Posted: Thursday, November 21, 2019
According to research findings presented in Scientific Reports, anticancer drugs may be delivered through the lymphatic system and combined with sonoporation to “exert a curative effect” in the tumor-bearing lymph nodes of breast cancer cells. The delivery of acoustic liposomes and subsequent exposure to ultrasound, said Tetsuya Kodama, PhD, of Tohoku University, Sendai, Japan, and colleagues, could create “mechanical pressures.” As a result, it may be possible to deliver drugs to breast cancer cells in the marginal sinus of the metastasized lymph nodes.
“We believe that the technique described in this study has the potential to be developed into a new treatment for [lymph nodes] invaded by metastatic tumor cells,” the authors said.
The investigators utilized contrast-enhanced high-frequency ultrasound and histopathology to analyze the structure of lymphatic vessels in mice that exhibit systemic lymphadenopathy. Acoustic liposomes were injected into the subiliac lymph node, and the contrast agent flowed into the marginal sinus of the proper axillary lymph node and reached the cortex. The investigators then applied high-intensity sound waves to the armpit area to rupture the liposomes and release the drug.
Following the injection, the authors examined the antitumor effects of the administered drug and found that the technique suppressed tumor proliferation throughout the experimental period without notable damage to normal tissues. Even 5 days after the tumor cell inoculation, the investigators observed that the solution delivered into the subiliac lymph node could access the tumor lesions in the proper axillary lymph node.
“One of the intriguing findings of the present study is that the littoral cells in the marginal sinus of the tumor-bearing [proper axillary lymph node] were preserved following lymphatic drug administration and application of [ultrasound], whereas these cells were diminished in number in the negative control group or after the administration of drugs without [ultrasound],” the authors noted.

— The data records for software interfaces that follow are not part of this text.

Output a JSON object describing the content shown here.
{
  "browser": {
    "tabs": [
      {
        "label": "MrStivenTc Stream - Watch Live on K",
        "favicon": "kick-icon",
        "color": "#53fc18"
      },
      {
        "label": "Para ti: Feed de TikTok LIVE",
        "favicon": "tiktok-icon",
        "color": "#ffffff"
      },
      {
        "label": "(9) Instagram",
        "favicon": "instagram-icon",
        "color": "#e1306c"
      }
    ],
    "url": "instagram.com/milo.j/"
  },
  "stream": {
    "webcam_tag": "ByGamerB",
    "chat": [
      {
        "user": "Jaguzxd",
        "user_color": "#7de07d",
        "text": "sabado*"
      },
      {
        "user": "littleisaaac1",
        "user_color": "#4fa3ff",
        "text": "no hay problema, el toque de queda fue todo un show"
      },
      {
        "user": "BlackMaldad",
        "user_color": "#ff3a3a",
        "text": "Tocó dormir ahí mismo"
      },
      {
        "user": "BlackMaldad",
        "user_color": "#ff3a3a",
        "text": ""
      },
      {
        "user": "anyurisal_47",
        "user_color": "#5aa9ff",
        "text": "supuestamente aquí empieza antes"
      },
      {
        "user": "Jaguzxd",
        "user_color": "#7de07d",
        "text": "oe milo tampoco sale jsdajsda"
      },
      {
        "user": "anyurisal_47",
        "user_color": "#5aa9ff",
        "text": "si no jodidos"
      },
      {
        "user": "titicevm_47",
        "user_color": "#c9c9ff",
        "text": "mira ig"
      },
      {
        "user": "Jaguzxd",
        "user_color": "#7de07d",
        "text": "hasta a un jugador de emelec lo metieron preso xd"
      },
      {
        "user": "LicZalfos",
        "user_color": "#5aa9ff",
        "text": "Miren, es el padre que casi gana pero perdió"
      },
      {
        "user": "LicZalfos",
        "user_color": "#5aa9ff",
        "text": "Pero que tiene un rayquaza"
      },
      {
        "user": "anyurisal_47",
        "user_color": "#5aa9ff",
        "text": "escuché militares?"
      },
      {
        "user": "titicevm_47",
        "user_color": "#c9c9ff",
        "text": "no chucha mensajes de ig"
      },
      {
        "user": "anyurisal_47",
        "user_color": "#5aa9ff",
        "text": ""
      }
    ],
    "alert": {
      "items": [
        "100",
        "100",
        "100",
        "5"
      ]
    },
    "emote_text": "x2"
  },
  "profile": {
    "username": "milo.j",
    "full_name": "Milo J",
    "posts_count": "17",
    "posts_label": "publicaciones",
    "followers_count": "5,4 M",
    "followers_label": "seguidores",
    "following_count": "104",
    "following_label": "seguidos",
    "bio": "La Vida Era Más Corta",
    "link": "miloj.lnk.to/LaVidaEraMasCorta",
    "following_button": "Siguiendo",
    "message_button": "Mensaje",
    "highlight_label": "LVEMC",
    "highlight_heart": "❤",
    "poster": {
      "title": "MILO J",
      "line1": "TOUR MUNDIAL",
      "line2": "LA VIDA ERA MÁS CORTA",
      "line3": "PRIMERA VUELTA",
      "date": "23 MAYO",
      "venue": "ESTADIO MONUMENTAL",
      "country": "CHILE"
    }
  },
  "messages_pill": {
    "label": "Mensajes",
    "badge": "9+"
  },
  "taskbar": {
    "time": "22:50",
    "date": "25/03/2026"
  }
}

Disclosure: The study authors reported no conflicts of interest.